** Exercise data follows **
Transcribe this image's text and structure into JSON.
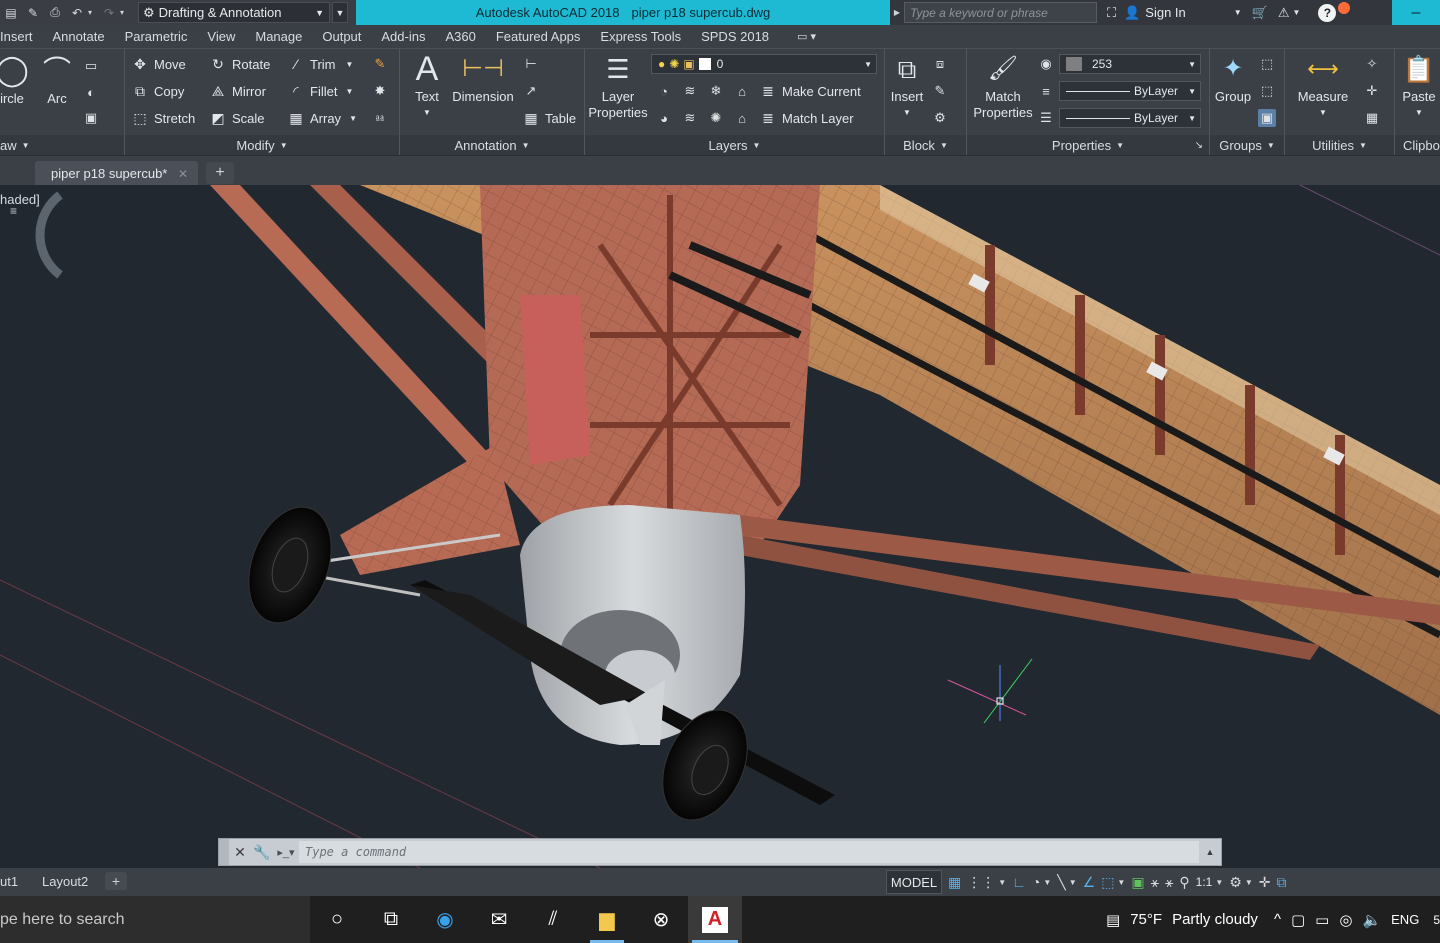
{
  "titlebar": {
    "workspace": "Drafting & Annotation",
    "app_title": "Autodesk AutoCAD 2018",
    "file_title": "piper p18 supercub.dwg",
    "search_placeholder": "Type a keyword or phrase",
    "sign_in": "Sign In",
    "accent_color": "#1eb9d3"
  },
  "ribbon_tabs": [
    "Insert",
    "Annotate",
    "Parametric",
    "View",
    "Manage",
    "Output",
    "Add-ins",
    "A360",
    "Featured Apps",
    "Express Tools",
    "SPDS 2018"
  ],
  "ribbon": {
    "draw": {
      "circle": "ircle",
      "arc": "Arc",
      "footer": "aw"
    },
    "modify": {
      "move": "Move",
      "rotate": "Rotate",
      "trim": "Trim",
      "copy": "Copy",
      "mirror": "Mirror",
      "fillet": "Fillet",
      "stretch": "Stretch",
      "scale": "Scale",
      "array": "Array",
      "footer": "Modify"
    },
    "annotation": {
      "text": "Text",
      "dimension": "Dimension",
      "table": "Table",
      "footer": "Annotation"
    },
    "layers": {
      "layer_properties_1": "Layer",
      "layer_properties_2": "Properties",
      "layer_combo": "0",
      "make_current": "Make Current",
      "match_layer": "Match Layer",
      "footer": "Layers"
    },
    "block": {
      "insert": "Insert",
      "footer": "Block"
    },
    "properties": {
      "match_1": "Match",
      "match_2": "Properties",
      "color_combo": "253",
      "linetype_combo": "ByLayer",
      "lineweight_combo": "ByLayer",
      "footer": "Properties"
    },
    "groups": {
      "group": "Group",
      "footer": "Groups"
    },
    "utilities": {
      "measure": "Measure",
      "footer": "Utilities"
    },
    "clipboard": {
      "paste": "Paste",
      "footer": "Clipbo"
    }
  },
  "file_tab": {
    "name": "piper p18 supercub*"
  },
  "viewport": {
    "style_label": "haded]"
  },
  "command_line": {
    "placeholder": "Type  a  command"
  },
  "layout_tabs": [
    "ut1",
    "Layout2"
  ],
  "status_bar": {
    "model": "MODEL",
    "scale": "1:1"
  },
  "taskbar": {
    "search": "pe here to search",
    "weather_temp": "75°F",
    "weather_desc": "Partly cloudy",
    "language": "ENG",
    "clock_fragment": "5"
  }
}
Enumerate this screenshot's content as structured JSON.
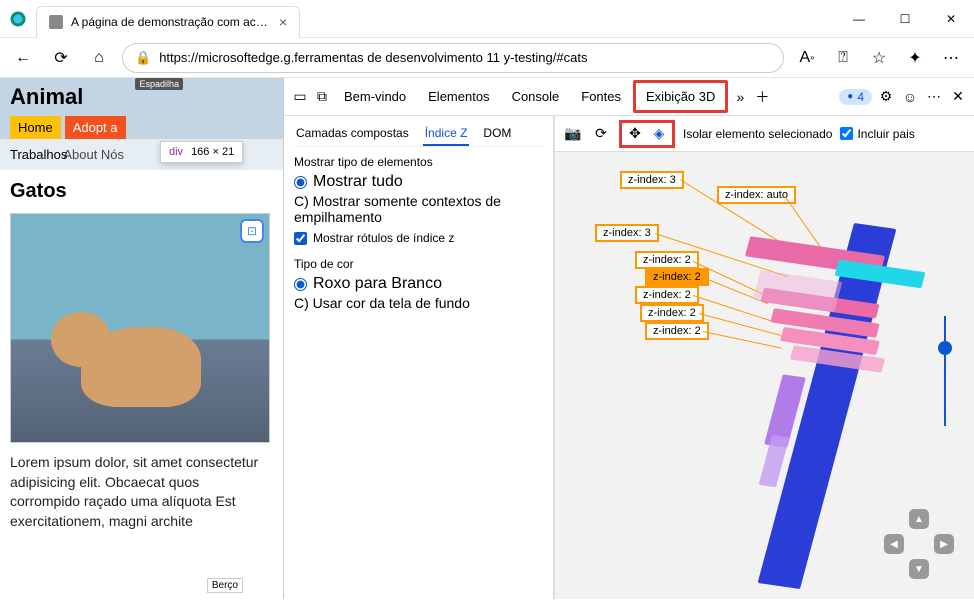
{
  "window": {
    "tab_title": "A página de demonstração com acessibilidade é",
    "url": "https://microsoftedge.g.ferramentas de desenvolvimento 11 y-testing/#cats"
  },
  "page": {
    "site_title": "Animal",
    "nav_home": "Home",
    "nav_adopt": "Adopt a",
    "nav_trabalhos": "Trabalhos",
    "nav_about_nos": "About  Nós",
    "small_tooltip": "Espadilha",
    "dim_tag": "div",
    "dim_size": "166 × 21",
    "section_title": "Gatos",
    "lorem": "Lorem ipsum dolor, sit amet consectetur adipisicing elit. Obcaecat quos corrompido raçado uma alíquota Est exercitationem, magni archite",
    "float_label": "Berço"
  },
  "devtools": {
    "tabs": {
      "bemvindo": "Bem-vindo",
      "elementos": "Elementos",
      "console": "Console",
      "fontes": "Fontes",
      "exibicao3d": "Exibição 3D"
    },
    "issues_count": "4",
    "subtabs": {
      "camadas": "Camadas compostas",
      "indicez": "Índice Z",
      "dom": "DOM"
    },
    "panel": {
      "group1_title": "Mostrar tipo de elementos",
      "opt_show_all": "Mostrar tudo",
      "opt_show_stacking": "C) Mostrar somente contextos de empilhamento",
      "chk_show_labels": "Mostrar rótulos de índice z",
      "group2_title": "Tipo de cor",
      "opt_purple_white": "Roxo para Branco",
      "opt_bg_color": "C) Usar cor da tela de fundo"
    },
    "toolbar3d": {
      "isolate": "Isolar elemento selecionado",
      "include_parents": "Incluir pais"
    },
    "zlabels": [
      "z-index: 3",
      "z-index: auto",
      "z-index: 3",
      "z-index: 2",
      "z-index: 2",
      "z-index: 2",
      "z-index: 2",
      "z-index: 2"
    ]
  }
}
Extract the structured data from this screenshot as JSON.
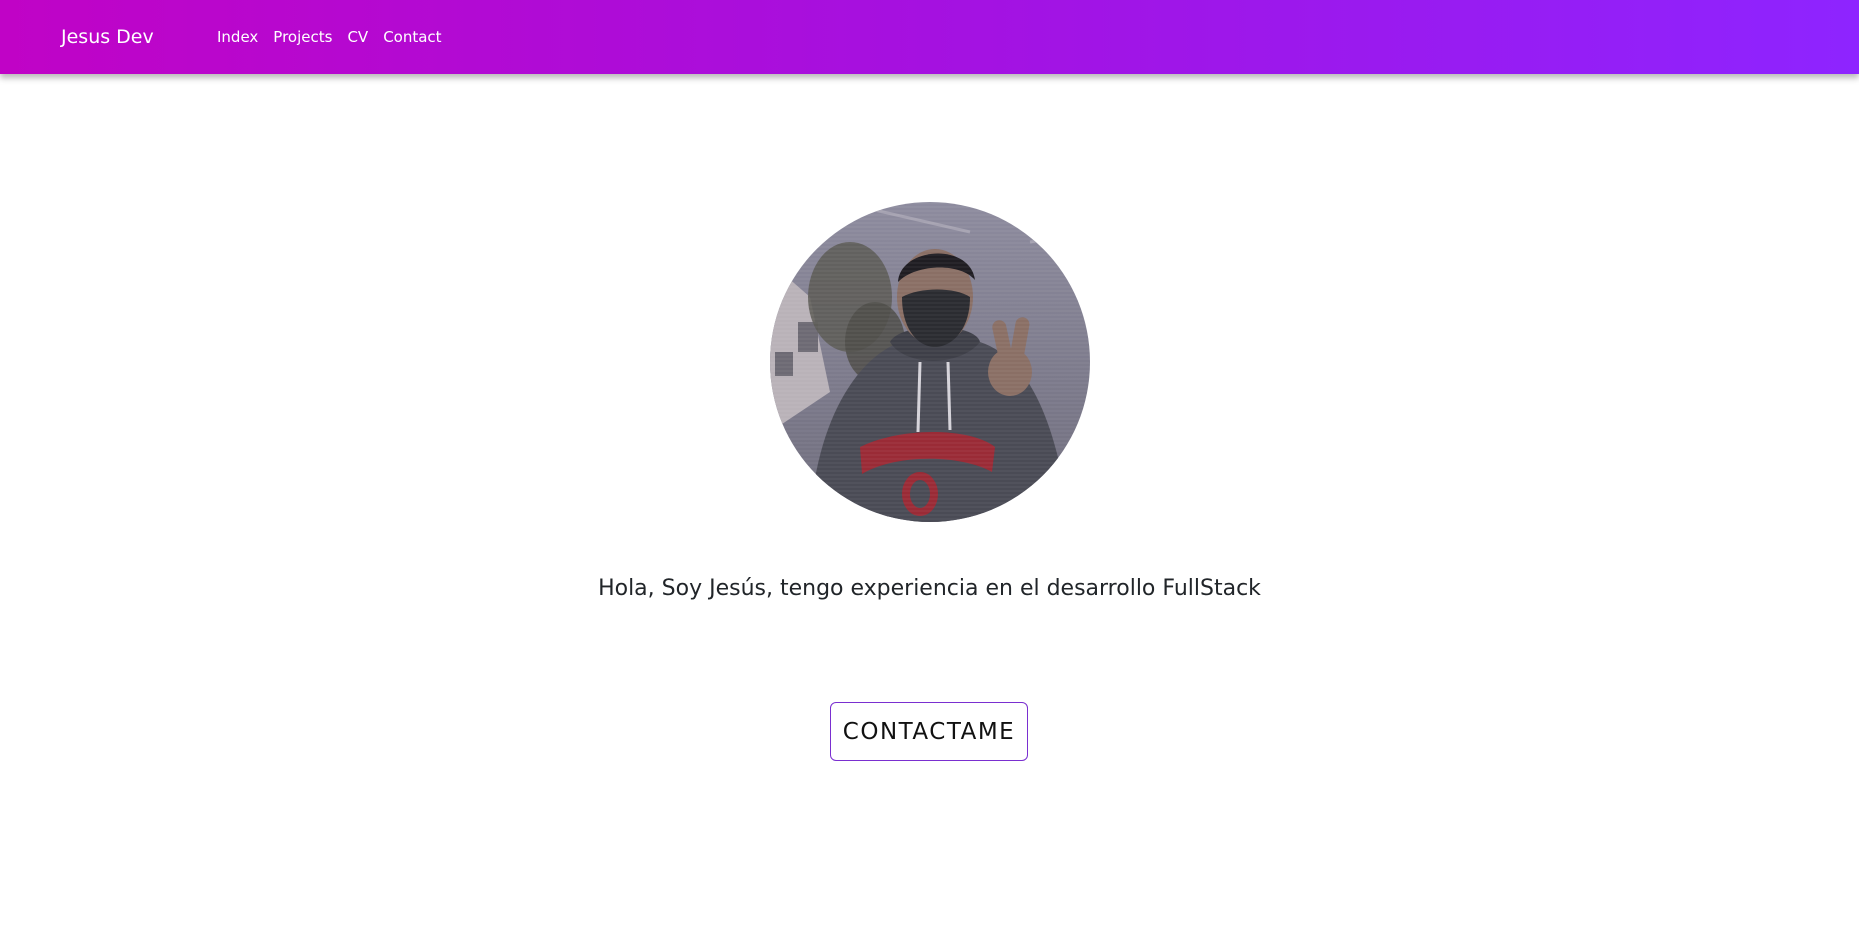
{
  "navbar": {
    "brand": "Jesus Dev",
    "links": [
      "Index",
      "Projects",
      "CV",
      "Contact"
    ]
  },
  "hero": {
    "avatar_alt": "profile-photo",
    "intro": "Hola, Soy Jesús, tengo experiencia en el desarrollo FullStack",
    "button_label": "CONTACTAME"
  },
  "colors": {
    "nav_start": "#c003c6",
    "nav_end": "#8e24ff",
    "button_border": "#7a2fd0",
    "text": "#212529"
  }
}
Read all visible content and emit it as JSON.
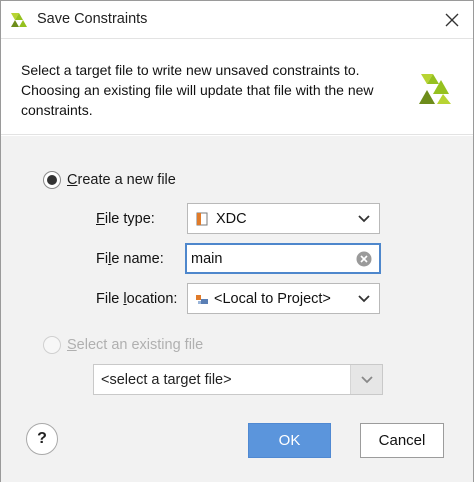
{
  "window": {
    "title": "Save Constraints",
    "logo_icon": "vivado-logo-icon",
    "close_icon": "close-icon"
  },
  "description": {
    "line1": "Select a target file to write new unsaved constraints to.",
    "line2": "Choosing an existing file will update that file with the new",
    "line3": "constraints."
  },
  "create_new": {
    "selected": true,
    "label_mnemonic": "C",
    "label_rest": "reate a new file",
    "file_type": {
      "label_mnemonic": "F",
      "label_rest": "ile type:",
      "value": "XDC",
      "icon": "xdc-file-icon"
    },
    "file_name": {
      "label_pre": "Fi",
      "label_mnemonic": "l",
      "label_rest": "e name:",
      "value": "main",
      "clear_icon": "clear-icon"
    },
    "file_location": {
      "label_pre": "File ",
      "label_mnemonic": "l",
      "label_rest": "ocation:",
      "value": "<Local to Project>",
      "icon": "local-project-icon"
    }
  },
  "select_existing": {
    "selected": false,
    "enabled": false,
    "label_mnemonic": "S",
    "label_rest": "elect an existing file",
    "placeholder": "<select a target file>"
  },
  "buttons": {
    "help": "?",
    "ok": "OK",
    "cancel": "Cancel"
  },
  "colors": {
    "accent": "#5b95dc",
    "focus_border": "#4e87cc",
    "logo_green": "#95c11f",
    "logo_dark": "#6d8c1a"
  }
}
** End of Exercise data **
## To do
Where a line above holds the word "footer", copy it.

## Exercise output
      "footer": "aw"
      "footer": "Modify"
      "footer": "Annotation"
      "footer": "Layers"
      "footer": "Block"
      "footer": "Properties"
      "footer": "Groups"
      "footer": "Utilities"
      "footer": "Clipbo"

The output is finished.